“But there are problems with these funding mechanisms no matter how you do it,” Farber wrote in an email to Grist. “The first is that Congress doesn’t like being bypassed. The second is that each statute has its own history and quirks, so there are possible legal snags. And the third is that the money is often going to come at the expense of someone else who was supposed to get it, leaving them very unhappy and prepared to push back legally and politically.”
Other lawyers also raised concerns about declaring climate change to be a national emergency. The move would be an overreach of executive power and a digression from more meaningful legislative work, said Michael Burger, executive director of the Sabin Climate Law Center.
It’s true that climate change is unlike national emergencies we’ve seen in the past, such as the swine flu outbreak in 2009 or the terrorist attacks on September 11, 2001. “Climate disruption is not an unexpected crisis that pops up and then fades away,” said Rob Verchick, a professor of environmental law at Loyola University New Orleans. “It’s a new normal state of affairs.”

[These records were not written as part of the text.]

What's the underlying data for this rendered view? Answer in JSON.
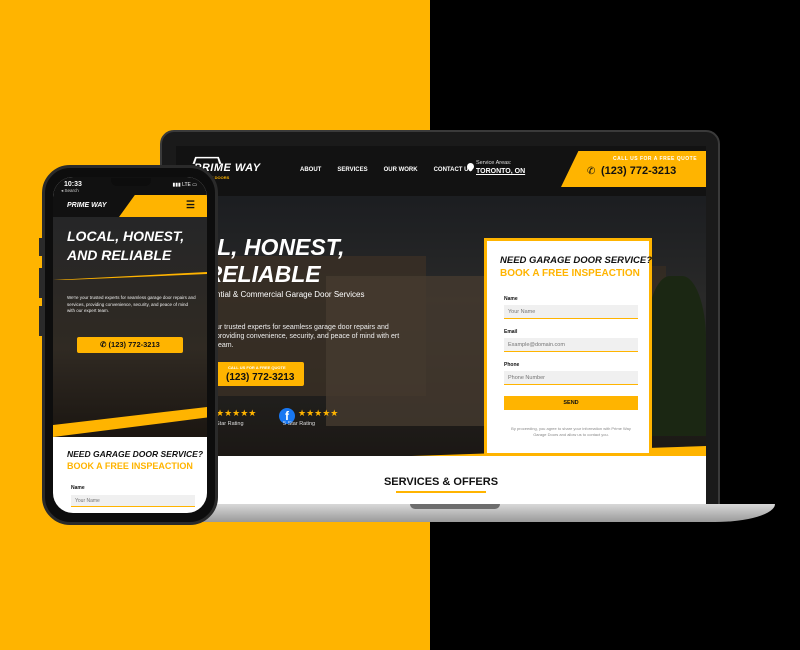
{
  "colors": {
    "accent": "#FFB400",
    "dark": "#121212",
    "facebook": "#1877F2"
  },
  "desktop": {
    "logo": {
      "name": "PRIME WAY",
      "sub": "GARAGE DOORS"
    },
    "nav": [
      "ABOUT",
      "SERVICES",
      "OUR WORK",
      "CONTACT US"
    ],
    "service_area": {
      "label": "Service Areas:",
      "city": "TORONTO, ON"
    },
    "call": {
      "label": "CALL US FOR A FREE QUOTE",
      "number": "(123) 772-3213"
    },
    "hero": {
      "title_line1": "OCAL, HONEST,",
      "title_line2": "ND RELIABLE",
      "subtitle": "ntial & Commercial Garage Door Services",
      "description": "ur trusted experts for seamless garage door repairs and providing convenience, security, and peace of mind with ert team.",
      "call_label": "CALL US FOR A FREE QUOTE",
      "call_number": "(123) 772-3213",
      "rating_a_stars": "★★★★★",
      "rating_a_label": "Star Rating",
      "rating_b_stars": "★★★★★",
      "rating_b_label": "5 Star Rating"
    },
    "form": {
      "title": "NEED GARAGE DOOR SERVICE?",
      "subtitle": "BOOK A FREE INSPEACTION",
      "name_label": "Name",
      "name_placeholder": "Your Name",
      "email_label": "Email",
      "email_placeholder": "Example@domain.com",
      "phone_label": "Phone",
      "phone_placeholder": "Phone Number",
      "send": "SEND",
      "disclaimer": "By proceeding, you agree to share your information with Prime Way Garage Doors and allow us to contact you."
    },
    "services_title": "SERVICES & OFFERS"
  },
  "mobile": {
    "time": "10:33",
    "back": "◂ Search",
    "signal": "▮▮▮ LTE ▭",
    "logo": "PRIME WAY",
    "hero_line1": "LOCAL, HONEST,",
    "hero_line2": "AND RELIABLE",
    "description": "We're your trusted experts for seamless garage door repairs and services, providing convenience, security, and peace of mind with our expert team.",
    "call_number": "(123) 772-3213",
    "form_title": "NEED GARAGE DOOR SERVICE?",
    "form_subtitle": "BOOK A FREE INSPEACTION",
    "name_label": "Name",
    "name_placeholder": "Your Name"
  }
}
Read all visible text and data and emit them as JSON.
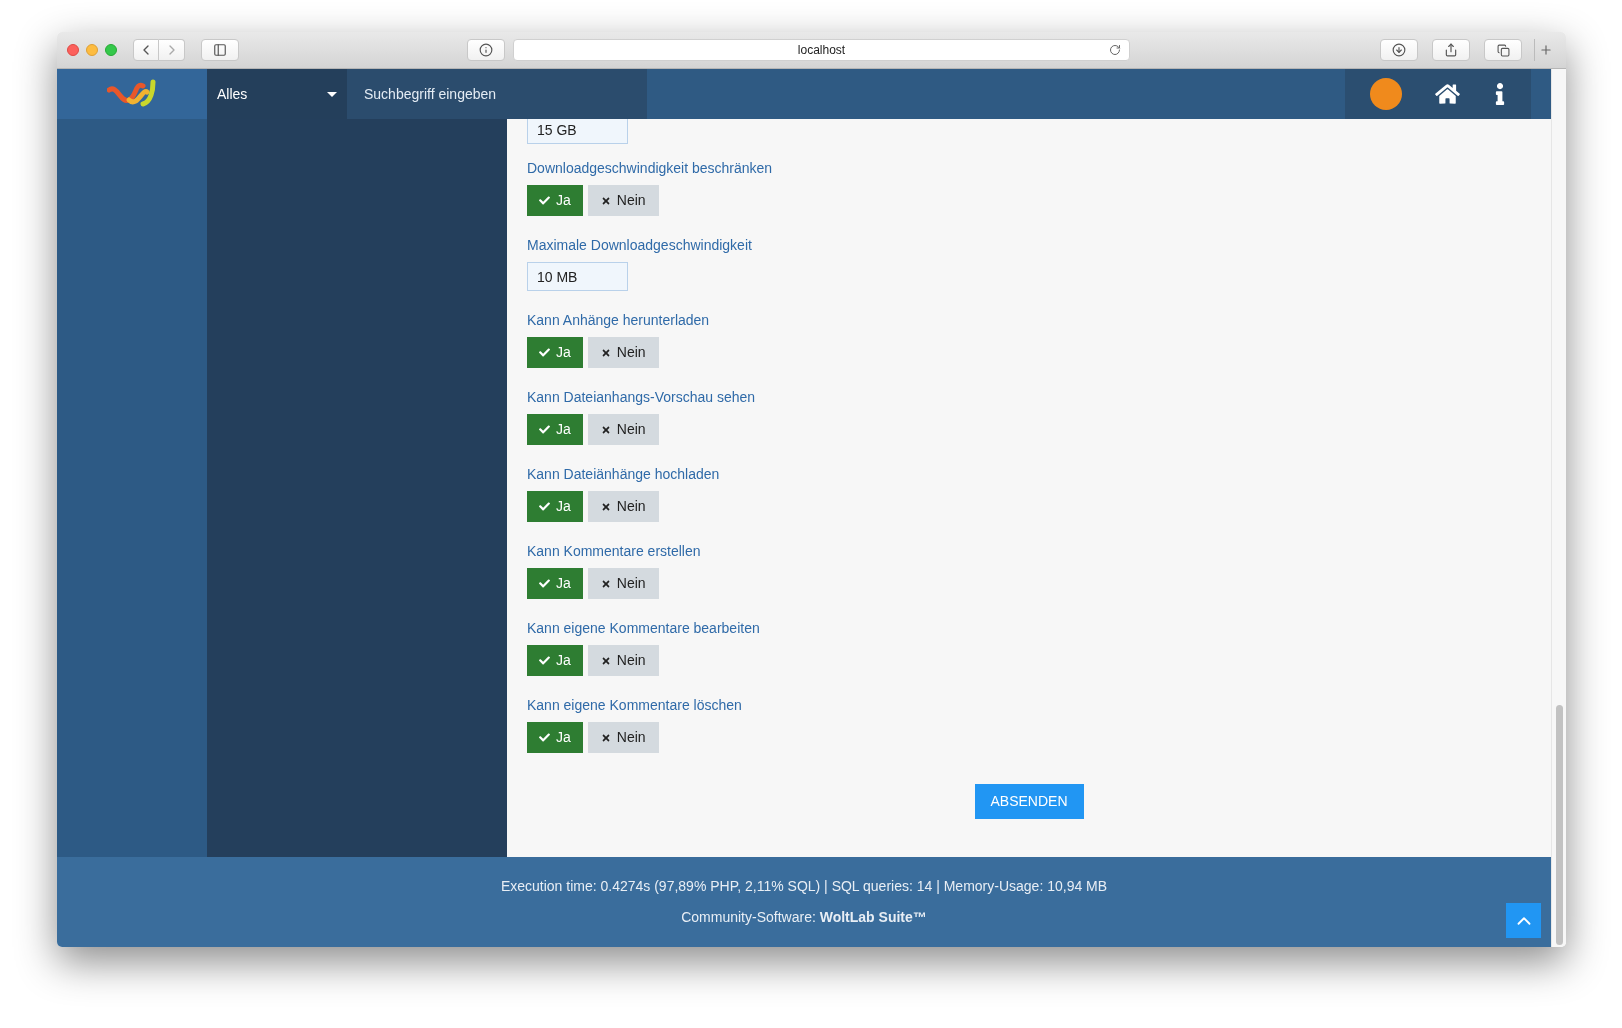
{
  "browser": {
    "address": "localhost"
  },
  "header": {
    "search_scope": "Alles",
    "search": {
      "placeholder": "Suchbegriff eingeben"
    }
  },
  "form": {
    "fields": [
      {
        "kind": "input",
        "value": "15 GB"
      },
      {
        "kind": "toggle",
        "label": "Downloadgeschwindigkeit beschränken",
        "options": [
          {
            "label": "Ja",
            "selected": true
          },
          {
            "label": "Nein",
            "selected": false
          }
        ]
      },
      {
        "kind": "input",
        "label": "Maximale Downloadgeschwindigkeit",
        "value": "10 MB"
      },
      {
        "kind": "toggle",
        "label": "Kann Anhänge herunterladen",
        "options": [
          {
            "label": "Ja",
            "selected": true
          },
          {
            "label": "Nein",
            "selected": false
          }
        ]
      },
      {
        "kind": "toggle",
        "label": "Kann Dateianhangs-Vorschau sehen",
        "options": [
          {
            "label": "Ja",
            "selected": true
          },
          {
            "label": "Nein",
            "selected": false
          }
        ]
      },
      {
        "kind": "toggle",
        "label": "Kann Dateiänhänge hochladen",
        "options": [
          {
            "label": "Ja",
            "selected": true
          },
          {
            "label": "Nein",
            "selected": false
          }
        ]
      },
      {
        "kind": "toggle",
        "label": "Kann Kommentare erstellen",
        "options": [
          {
            "label": "Ja",
            "selected": true
          },
          {
            "label": "Nein",
            "selected": false
          }
        ]
      },
      {
        "kind": "toggle",
        "label": "Kann eigene Kommentare bearbeiten",
        "options": [
          {
            "label": "Ja",
            "selected": true
          },
          {
            "label": "Nein",
            "selected": false
          }
        ]
      },
      {
        "kind": "toggle",
        "label": "Kann eigene Kommentare löschen",
        "options": [
          {
            "label": "Ja",
            "selected": true
          },
          {
            "label": "Nein",
            "selected": false
          }
        ]
      }
    ],
    "submit": "ABSENDEN"
  },
  "footer": {
    "stats": "Execution time: 0.4274s (97,89% PHP, 2,11% SQL) | SQL queries: 14 | Memory-Usage: 10,94 MB",
    "credit": "Community-Software: **WoltLab Suite™**"
  }
}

Verchick said what’s needed are comprehensive strategies, laws, and new institutions to address climate change, not necessarily an emergency declaration. “We need to fold in a climate change considerations into almost everything we do, including health care, weather prediction, and building codes,” he said.
Michael Walleri, a lawyer who has worked with Alaskan communities threatened by climate change, described the National Emergencies Act as “more of a shield than a sword”: It allows the president to deploy resources against national threats, but it likely wouldn’t help communities prepare for and cope with the effects of climate change.
So, if a national emergency isn’t the way forward, what is? What legal “swords” could a future president use to fight the unfolding climate catastrophe?
Walleri pointed to the Stafford Act. Upon declaration of a disaster, the law authorizes the federal government to send aid packages to affected states, local governments, and tribes. It’s typically used for sudden disasters like hurricanes and wildfires. But if the act were amended to encompass disasters that unfold slowly, Walleri said, it could become a tool to help communities deal with the consequences of climate change that play out over time, like melting permafrost or rising seas.
“The impacts on communities really have to be dealt with on a community basis,” said Walleri, and a sweeping emergency declaration wouldn’t address these. “That’s where the Stafford Act comes in.”
Consider Newtok, an Alaskan village that faces severe erosion and sea-level rise. It will likely be destroyed by 2020, with only “a smattering of homes” remaining, said Walleri, the community’s lawyer. Newtok’s request for a disaster declaration under the Stafford Act was denied by the Obama administration in 2017 because it didn’t resemble the quick onset of other disasters. (Congress finally granted Newtok partial funding to relocate the village further inland last year.)
“What we call slow-moving disasters are not considered disasters,” Walleri said. “That’s the real issue.”